StayHomecoming 2020 kicked off on October 6 with Cornell Promise: a commitment to learning from the COVID-19 Pandemic, an interview with one of Cornell’s most respected and well-known alumni, Dr. Anthony Fauci MD ’66, moderated by NBC News’ Kate Snow ’91.
Cornell President Martha E. Pollack introduced the event with a message of hope. “In reopening our campus this fall, we at Cornell made the decision to listen to the experts and follow the science,” Pollack said. “Even though we’re clear-eyed about how easily things could change, so far, that approach has brought us significant success,” she said.
According to the most recent data posted on the COVID-19 tracking dashboard, Cornell currently has a .01% rate of infection.

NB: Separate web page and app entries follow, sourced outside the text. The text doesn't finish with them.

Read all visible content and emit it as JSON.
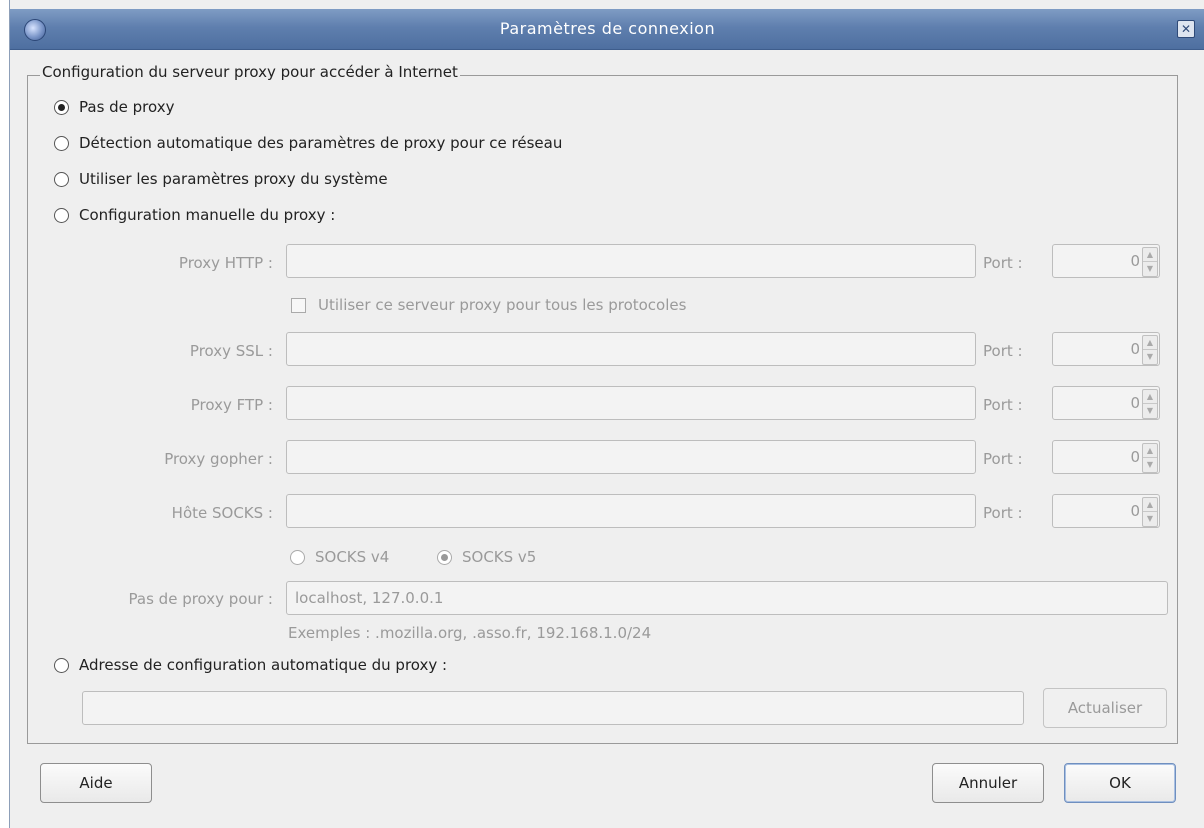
{
  "window": {
    "title": "Paramètres de connexion"
  },
  "group": {
    "legend": "Configuration du serveur proxy pour accéder à Internet"
  },
  "options": {
    "no_proxy": "Pas de proxy",
    "auto_detect": "Détection automatique des paramètres de proxy pour ce réseau",
    "system": "Utiliser les paramètres proxy du système",
    "manual": "Configuration manuelle du proxy :",
    "auto_url": "Adresse de configuration automatique du proxy :"
  },
  "selected_option": "Pas de proxy",
  "manual": {
    "http_label": "Proxy HTTP :",
    "http_value": "",
    "http_port": "0",
    "use_for_all": "Utiliser ce serveur proxy pour tous les protocoles",
    "use_for_all_checked": false,
    "ssl_label": "Proxy SSL :",
    "ssl_value": "",
    "ssl_port": "0",
    "ftp_label": "Proxy FTP :",
    "ftp_value": "",
    "ftp_port": "0",
    "gopher_label": "Proxy gopher :",
    "gopher_value": "",
    "gopher_port": "0",
    "socks_label": "Hôte SOCKS :",
    "socks_value": "",
    "socks_port": "0",
    "port_label": "Port :",
    "socks_v4": "SOCKS v4",
    "socks_v5": "SOCKS v5",
    "socks_selected": "SOCKS v5",
    "no_proxy_for_label": "Pas de proxy pour :",
    "no_proxy_for_value": "localhost, 127.0.0.1",
    "examples": "Exemples : .mozilla.org, .asso.fr, 192.168.1.0/24"
  },
  "auto_config": {
    "url_value": "",
    "reload_label": "Actualiser"
  },
  "buttons": {
    "help": "Aide",
    "cancel": "Annuler",
    "ok": "OK"
  }
}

Common sense, not rocket science
During these tumultuous times, Fauci has remained a steadfast advocate for sticking to the facts. Fauci said that he has repeated the same public health guidance “incessantly” throughout the pandemic: reminding everyone to wear a mask, social distance, avoid crowds, spend time outdoors, and wash their hands.
He has also been a staunch advocate for following the scientific process to develop and test safe and effective treatments and vaccine candidates. Over the past six months, Fauci has become a trusted voice for Cornellians and for communities across the nation and around the world.
Fauci said that this disease is his “worst nightmare,” because of its “spectacularly efficient” rate of spread from human to human via respiratory droplets and its high morbidity rate. Yet, he notes that his “confidence in the scientific process” gives him hope that we will get back to normal.
Fauci said that recent technological advances have made it possible to isolate the virus and develop several promising vaccine candidates in record time. He says that he is “cautiously optimistic” that the U.S. will have one or more safe and effective vaccine candidates by November or December 2020.
Leading by example
Fauci emphasized the importance of staying the course and continuing to follow the public health guidelines as the best and only way forward.
“We’ve got to get people to listen to us when we say what the public health measures are that they need to follow,” he said. “We can put an end to this, …and we will get there more quickly if we do the things you and I have been talking about,” he told Snow.
Fauci said that universities like Cornell have an important role to play in turning the tide on the pandemic. Cornell is “a highly respected institution in academic circles, not only domestically, but internationally,” Fauci said.
In addition to serving as a center of academic excellence and scientific rigor, Fauci thinks that Cornell faculty and students can also serve as important role models. By taking this outbreak “very seriously” and modeling “the kind of behaviors” that others can emulate, he believes that Cornell can serve as a leader for other college campuses and for young people in general.
Fauci said that many young people don’t yet understand that they must abide by the public health measures that are needed to prevent infection. “If you (at Cornell) can show that you can do it,” Fauci said, “you can be a great example of what can be accomplished.”
Read “Fauci: Controlling coronavirus is ‘within our grasp,’” in the Cornell Chronicle.